It is easy to forget how radical some artistic movements were when they have become the standard stuff of history books. Opening at Tate Britain next Wednesday, a new exhibition gathering over 150 Pre-Raphaelite works reaffirms how progressive the Brotherhood was when it first emerged in the mid-19th century.
"The Pre-Raphaelite Brotherhood were interested in resuscitating and reinventing art in the present, in England," said exhibition co-curator Jason Rosenfeld Ph.D., Distinguished Chair and Professor of Art History, Marymount Manhattan College. "In order to do that, they wanted to go back to the art before the time of what they called the 'Raphaelites,' the followers of the high Renaissance Italian painter Raphael, who they thought just looked at other art instead of looking at the world around them."
The Pre-Raphaelites loathed the stifling canons of the Royal Academy and the diktat of single point perspective. Instead, they looked at "purer" forms of artistic expression, early Italian and Dutch art, which they combined with modern colour schemes. Their canvases were so detailed as to look bejewelled. The young rebels also sought to represent "things as they actually appeared," explained Rosenfeld, "or how they would have appeared in the period that the picture was taking place.
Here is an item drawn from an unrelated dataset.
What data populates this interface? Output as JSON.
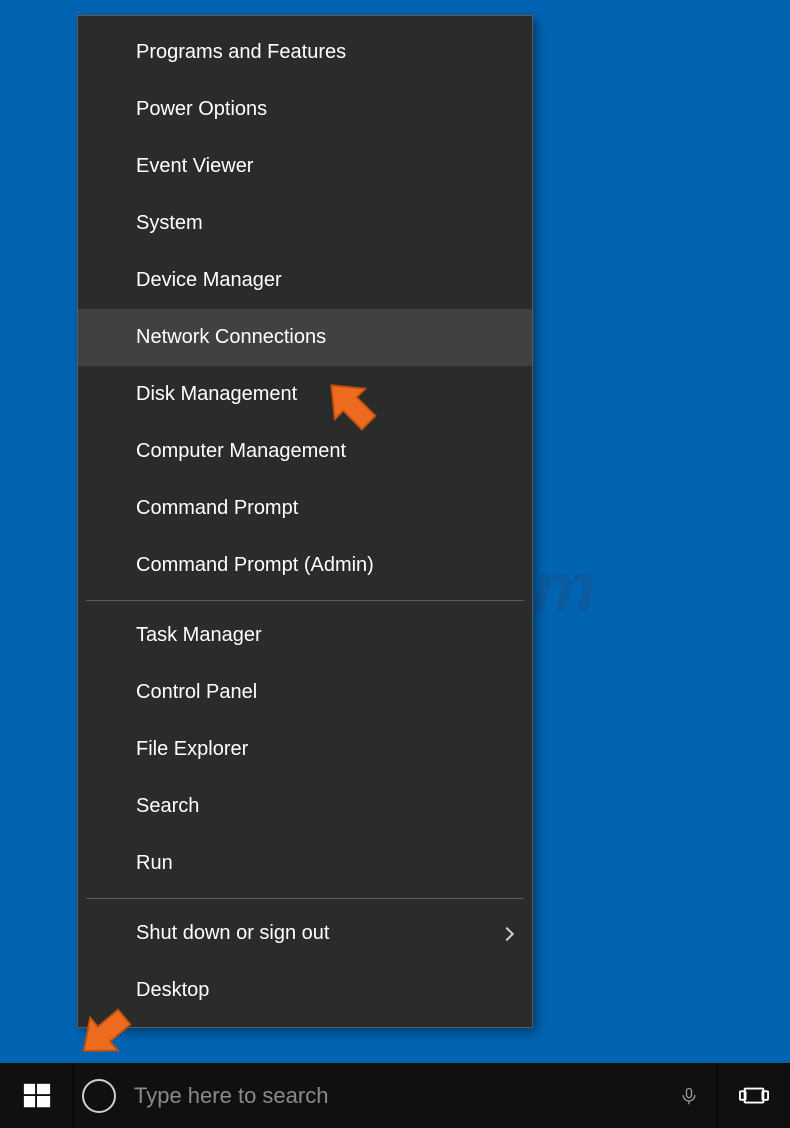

So they were seeking a kind of authenticity."
The show, which features such landmarks as John Everett Millais's "Ophelia" (1851-2) and William Holman Hunt's "The Scapegoat," (1854-6) also puts a particular emphasis on the relationship between fine art and applied arts — most notably through the rise of the Art & Crafts movement.
ARTINFO UK asked co-curator Rosenfeld to pick and comment on five key works from the exhibition.
For images from the exhibition accompanied by explanations from co-curator Jason Rosenfeld, click on the slide show.